The main goal of Mac OS 10.7 Lion is to bring iOS-like features—particularly touch-based features—to the desktop. After some time with the upcoming OS, we can verify that it certainly does that, but it also adds a few other neat features—both for beginners and advanced users—to the desktop OS.
Below we’ll walk through the new features and all the iOS-ified interface updates. Click any of the screenshots for a closer look.
Apart from the iOS-style tweaks we knew were included, Lion actually has some pretty great new features coming. Here are a few of our favourites.
Full Disk Encryption
Built-In Version Control
Another really nice feature is session saving. When you shut down your computer, you can choose to save your session, so when you turn your computer back on, it restores all your windows, exactly as they were when you shut down.
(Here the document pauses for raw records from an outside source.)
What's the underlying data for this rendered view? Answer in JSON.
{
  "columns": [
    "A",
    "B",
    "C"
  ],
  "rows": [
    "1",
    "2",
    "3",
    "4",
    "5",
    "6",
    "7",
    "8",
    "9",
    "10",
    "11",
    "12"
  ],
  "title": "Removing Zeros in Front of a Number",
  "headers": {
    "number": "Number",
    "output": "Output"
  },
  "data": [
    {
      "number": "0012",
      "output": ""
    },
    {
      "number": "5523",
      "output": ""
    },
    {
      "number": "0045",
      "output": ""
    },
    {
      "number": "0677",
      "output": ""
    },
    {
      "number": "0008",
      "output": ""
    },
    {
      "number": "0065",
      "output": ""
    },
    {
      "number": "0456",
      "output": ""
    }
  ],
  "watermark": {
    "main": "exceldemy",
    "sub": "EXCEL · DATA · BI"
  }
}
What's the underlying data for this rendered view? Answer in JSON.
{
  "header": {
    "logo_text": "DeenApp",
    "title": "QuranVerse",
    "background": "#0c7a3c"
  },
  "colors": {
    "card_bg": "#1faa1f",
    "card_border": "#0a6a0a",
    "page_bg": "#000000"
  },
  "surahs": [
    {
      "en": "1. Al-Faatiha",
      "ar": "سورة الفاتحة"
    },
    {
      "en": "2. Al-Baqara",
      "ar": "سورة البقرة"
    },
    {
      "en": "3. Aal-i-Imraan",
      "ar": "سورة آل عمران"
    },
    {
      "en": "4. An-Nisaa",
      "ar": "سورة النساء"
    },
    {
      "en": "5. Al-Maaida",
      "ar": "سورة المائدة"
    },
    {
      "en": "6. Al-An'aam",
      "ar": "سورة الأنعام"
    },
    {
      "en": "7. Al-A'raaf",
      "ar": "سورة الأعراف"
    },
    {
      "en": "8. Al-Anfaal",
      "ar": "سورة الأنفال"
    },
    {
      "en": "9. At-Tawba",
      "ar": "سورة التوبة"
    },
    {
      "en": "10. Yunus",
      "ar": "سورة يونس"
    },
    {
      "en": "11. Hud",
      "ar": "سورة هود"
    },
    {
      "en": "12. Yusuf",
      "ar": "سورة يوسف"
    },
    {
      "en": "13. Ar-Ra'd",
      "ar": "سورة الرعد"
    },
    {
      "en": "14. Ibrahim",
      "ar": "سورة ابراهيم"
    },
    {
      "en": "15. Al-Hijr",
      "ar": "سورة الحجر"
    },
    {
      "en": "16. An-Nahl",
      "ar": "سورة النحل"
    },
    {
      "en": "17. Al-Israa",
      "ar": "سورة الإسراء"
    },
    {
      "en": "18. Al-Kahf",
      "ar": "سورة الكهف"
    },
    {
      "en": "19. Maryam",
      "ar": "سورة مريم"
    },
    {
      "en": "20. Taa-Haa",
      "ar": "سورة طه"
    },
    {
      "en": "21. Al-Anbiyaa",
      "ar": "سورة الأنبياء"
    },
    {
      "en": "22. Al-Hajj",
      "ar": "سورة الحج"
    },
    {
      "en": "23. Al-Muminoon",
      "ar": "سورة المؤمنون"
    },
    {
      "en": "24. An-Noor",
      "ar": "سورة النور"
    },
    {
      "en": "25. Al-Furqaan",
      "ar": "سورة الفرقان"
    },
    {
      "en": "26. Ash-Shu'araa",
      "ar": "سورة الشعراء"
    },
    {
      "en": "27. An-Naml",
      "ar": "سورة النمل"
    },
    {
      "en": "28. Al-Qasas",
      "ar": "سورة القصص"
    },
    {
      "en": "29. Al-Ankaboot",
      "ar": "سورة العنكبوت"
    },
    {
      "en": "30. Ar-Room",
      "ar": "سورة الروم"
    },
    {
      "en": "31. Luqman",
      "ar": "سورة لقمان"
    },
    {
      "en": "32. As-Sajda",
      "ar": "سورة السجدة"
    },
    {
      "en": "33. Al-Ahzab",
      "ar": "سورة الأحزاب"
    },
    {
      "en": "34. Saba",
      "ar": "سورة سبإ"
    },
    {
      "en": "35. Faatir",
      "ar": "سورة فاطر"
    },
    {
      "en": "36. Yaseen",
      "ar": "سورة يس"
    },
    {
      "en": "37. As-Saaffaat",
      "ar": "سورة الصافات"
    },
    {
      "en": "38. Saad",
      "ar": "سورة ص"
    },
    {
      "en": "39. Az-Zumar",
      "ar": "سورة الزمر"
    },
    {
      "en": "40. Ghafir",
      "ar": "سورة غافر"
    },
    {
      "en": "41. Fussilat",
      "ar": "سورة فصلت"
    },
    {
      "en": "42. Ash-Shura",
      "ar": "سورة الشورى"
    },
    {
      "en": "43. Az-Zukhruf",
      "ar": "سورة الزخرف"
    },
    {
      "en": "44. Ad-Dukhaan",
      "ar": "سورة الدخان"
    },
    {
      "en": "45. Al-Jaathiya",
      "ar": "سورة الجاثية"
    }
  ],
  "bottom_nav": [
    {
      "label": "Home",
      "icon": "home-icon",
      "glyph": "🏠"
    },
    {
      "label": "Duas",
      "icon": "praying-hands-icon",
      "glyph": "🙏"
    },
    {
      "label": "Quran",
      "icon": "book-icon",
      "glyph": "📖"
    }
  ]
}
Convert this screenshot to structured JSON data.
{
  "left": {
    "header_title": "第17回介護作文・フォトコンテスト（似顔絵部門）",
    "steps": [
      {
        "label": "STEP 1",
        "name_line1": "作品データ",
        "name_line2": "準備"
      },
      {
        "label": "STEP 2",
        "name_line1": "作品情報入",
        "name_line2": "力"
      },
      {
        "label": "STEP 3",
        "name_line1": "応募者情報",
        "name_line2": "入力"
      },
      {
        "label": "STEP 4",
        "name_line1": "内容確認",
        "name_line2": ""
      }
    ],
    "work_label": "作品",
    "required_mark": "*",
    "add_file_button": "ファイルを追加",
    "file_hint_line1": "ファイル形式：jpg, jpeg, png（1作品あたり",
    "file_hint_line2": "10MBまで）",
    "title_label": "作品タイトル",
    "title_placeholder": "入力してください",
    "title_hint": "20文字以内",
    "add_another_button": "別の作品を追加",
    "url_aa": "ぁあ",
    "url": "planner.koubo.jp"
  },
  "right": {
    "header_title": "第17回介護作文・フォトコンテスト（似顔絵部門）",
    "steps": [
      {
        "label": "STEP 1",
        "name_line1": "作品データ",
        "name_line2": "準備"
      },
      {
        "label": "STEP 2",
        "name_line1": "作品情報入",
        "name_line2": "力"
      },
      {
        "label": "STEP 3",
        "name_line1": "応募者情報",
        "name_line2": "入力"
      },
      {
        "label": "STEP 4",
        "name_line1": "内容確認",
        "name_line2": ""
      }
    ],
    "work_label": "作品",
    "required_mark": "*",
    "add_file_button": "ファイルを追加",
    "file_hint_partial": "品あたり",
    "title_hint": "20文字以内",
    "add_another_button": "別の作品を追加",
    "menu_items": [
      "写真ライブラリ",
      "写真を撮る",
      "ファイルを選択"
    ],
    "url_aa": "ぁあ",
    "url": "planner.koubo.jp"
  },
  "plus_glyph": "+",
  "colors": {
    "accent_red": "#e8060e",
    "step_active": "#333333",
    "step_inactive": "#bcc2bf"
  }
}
Of course, if you’re on a MacBook, you can always achieve a very similar result by just closing the lid of your computer, but it’s nice to have this feature for desktops, too. Similarly, when you quit an app, it will resume to the same state you left it when you restart it, which is new (and pretty convenient) for both laptop and desktop users.
Other Neat iOS-Style Elements in the Interface
The other big thing in Lion is the focus on full screen apps. Some of the apps are just maximised versions of the window, while others, act a lot more like an iOS app in full screen mode. In Preview, for example, you can full screen a PDF or group of images and flip through them with multitouch swipe gestures, just like you would on an iPad. It’s pretty neat if you want to give a specific app your full attention, but again, it seems weird for a desktop or laptop computer. It seems to me like if I was reading something in a leisurely enough style that I wasn’t paying attention to anything else, I’d actually be doing it on iOS instead of my computer.
iOS-Style Elements That Are a Little Confusing
By the same token, what we didn’t learn about at Apple’s presentation were the small interface tweaks that, frankly, are a little confusing. For example, the dock doesn’t show any lights under running applications. I have no idea why this was necessary, nor what we gain from it. In iOS, you can only really run one application at a time, but OS X isn’t iOS—so it doesn’t make any sense that it wouldn’t tell you what apps are running alongside one another. Thankfully, if you head into System Preferences, you can put the dock lights back on.
These likely aren’t the only new features coming to Lion, but they were certainly the most prominent we found playing with the beta. Keep in mind all of this is subject to change, since it is still in the development stages, but hopefully this gives you a more in-depth view of what’s in store for this summer. Got any thoughts, rants, loves, or hates about the new OS? Let’s talk about it in the comments.